When tanks and machine guns failed, Italy resorted to poison gas and saturation-bombing from the air. The poison gas left its victims looking as if “someone had tried to skin them, their sores caked with brown scabs, men and women alike, all horribly disfigured, and little children too”. As for the attack from the air, Vittorio Mussolini, the son, like George Bush, of the man who started it all, had this to say of a bombing raid he personally led: “A little group of Ethiopian cavalry was blooming like a rose when my fragmentation bombs fell in their midst. It was great fun and you could hit them easily.”
The Italians finally broke through in the mountain fastness of Amba Aradam where they defeated the Ethiopian war minister himself, Ras Mulugueta, who “knew nothing of modern warfare and whose certainties were his rhino-hide shield and his silver-tipped spear.” After routing the Ethiopian host, the Italians “then burned some 8000 Ethiopian corpses, turning the mountain into a gigantic crematorium and polluting the air all around for many weeks afterwards with the stench of charred flesh”. No, that is not Bush in Tora Bora, Afghanistan, but Mussolini in Abyssinia. You see the resemblance. If Saddam and his regime have conceded the essence of the Bush demand with regard to the return of United Nations inspectors to Iraq, it is because they know that if they were to refuse, Bush will do to Baghdad what Franco and his Nazi allies did to Guernica.
Listen again to Piers Brendon: “Waves of aircraft flew abreast to carry out the first European exercise in carpet bombing.” The first flight dropped six bombs containing a ton and a half of explosives in the centre of Guernica. It “caused havoc among passengers waiting for the Bilbao train, gashed open the front of the Hotel Julian and left the station plaza strewn with smashed bodies and smoking debris. A cloud of dust mushroomed skywards and witnesses heard the ‘wild shrieking of a terrified people.’ Every fifteen minutes the raiders returned. They pulverised the town, creating a miniature fire-storm in its ruins. They destroyed three-quarters of the buildings”. Priests in the Santa Maria church tried to extinguish an incendiary bomb “with communion wine. Whether the inhabitants prayed or screamed, fled or cowered, they were pursued by flights of fighters which, ‘like flashing dancing waves on shingle’, machine-gunned them from as low as 200 feet”.
You see what Bush is preparing for Baghdad'
Finally, what Japan did to Wuhan in China, which dared resist the Japanese: “The forces of Nippon advanced remorselessly by road, rail and river, using poison gas as they came.

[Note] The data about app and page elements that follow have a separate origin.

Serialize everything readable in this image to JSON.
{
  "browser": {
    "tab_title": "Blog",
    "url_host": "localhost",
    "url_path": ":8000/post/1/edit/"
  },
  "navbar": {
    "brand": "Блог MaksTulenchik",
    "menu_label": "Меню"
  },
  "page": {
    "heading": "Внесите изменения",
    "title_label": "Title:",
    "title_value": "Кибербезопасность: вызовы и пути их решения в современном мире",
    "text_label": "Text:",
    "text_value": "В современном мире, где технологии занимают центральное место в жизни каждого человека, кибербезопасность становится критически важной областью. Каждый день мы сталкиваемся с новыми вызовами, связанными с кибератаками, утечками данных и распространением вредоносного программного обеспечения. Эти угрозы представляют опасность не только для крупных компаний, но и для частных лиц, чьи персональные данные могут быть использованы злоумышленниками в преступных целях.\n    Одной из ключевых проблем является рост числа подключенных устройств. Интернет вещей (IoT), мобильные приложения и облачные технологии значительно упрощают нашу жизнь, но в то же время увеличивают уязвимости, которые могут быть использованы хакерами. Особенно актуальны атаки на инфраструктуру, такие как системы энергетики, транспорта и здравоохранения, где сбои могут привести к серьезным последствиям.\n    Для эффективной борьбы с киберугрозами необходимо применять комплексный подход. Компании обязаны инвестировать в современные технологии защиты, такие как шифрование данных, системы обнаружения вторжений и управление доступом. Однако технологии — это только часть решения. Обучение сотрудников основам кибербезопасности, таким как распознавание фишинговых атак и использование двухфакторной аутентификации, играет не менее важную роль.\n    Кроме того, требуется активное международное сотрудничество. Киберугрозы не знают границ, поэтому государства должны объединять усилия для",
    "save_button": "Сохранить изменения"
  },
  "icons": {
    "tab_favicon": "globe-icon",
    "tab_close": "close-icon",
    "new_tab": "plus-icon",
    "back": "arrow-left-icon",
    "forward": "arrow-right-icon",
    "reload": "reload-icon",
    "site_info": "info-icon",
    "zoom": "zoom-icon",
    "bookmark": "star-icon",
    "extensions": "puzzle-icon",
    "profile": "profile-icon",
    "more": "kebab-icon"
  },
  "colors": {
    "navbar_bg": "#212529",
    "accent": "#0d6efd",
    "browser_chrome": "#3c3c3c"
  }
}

Air raids grew more frequent. An eye witness described ‘millions of white and green and red tracer bullets exploding in bunches, unfolding like magnificent, pre-historic flowers’. When the Japanese entered Wuhan on 25 October 1938, they found a ruined shell.”
Perhaps Guernica and Wuhan would have survived if the Spanish Republicans and Chiang Kai-shek had been as accommodating as Saddam has been on Bush’s assault on his country’s sovereignty. But Bush, like Hitler, uses one concession only to extract another. He has torn up collective security as comprehensively as Hitler after his recapture of the Rhineland, as Mussolini over Abyssinia, as Japan over Manchuria, as Stalin after the Nazi-Soviet pact. Will Saddam surrender without a fight like Benes in Czechoslovakia — or fight to a terrible end like Beck in Poland' I don’t know. But as, with exquisite irony, the Germans have emerged as the first to say no to a Hitlerite Bush, the trial chambers at Nuremberg need to be refurbished and the International Criminal Court in The Hague alerted that Bush, if he bombs Iraq, must be the next war criminal to be arraigned before the bar of history.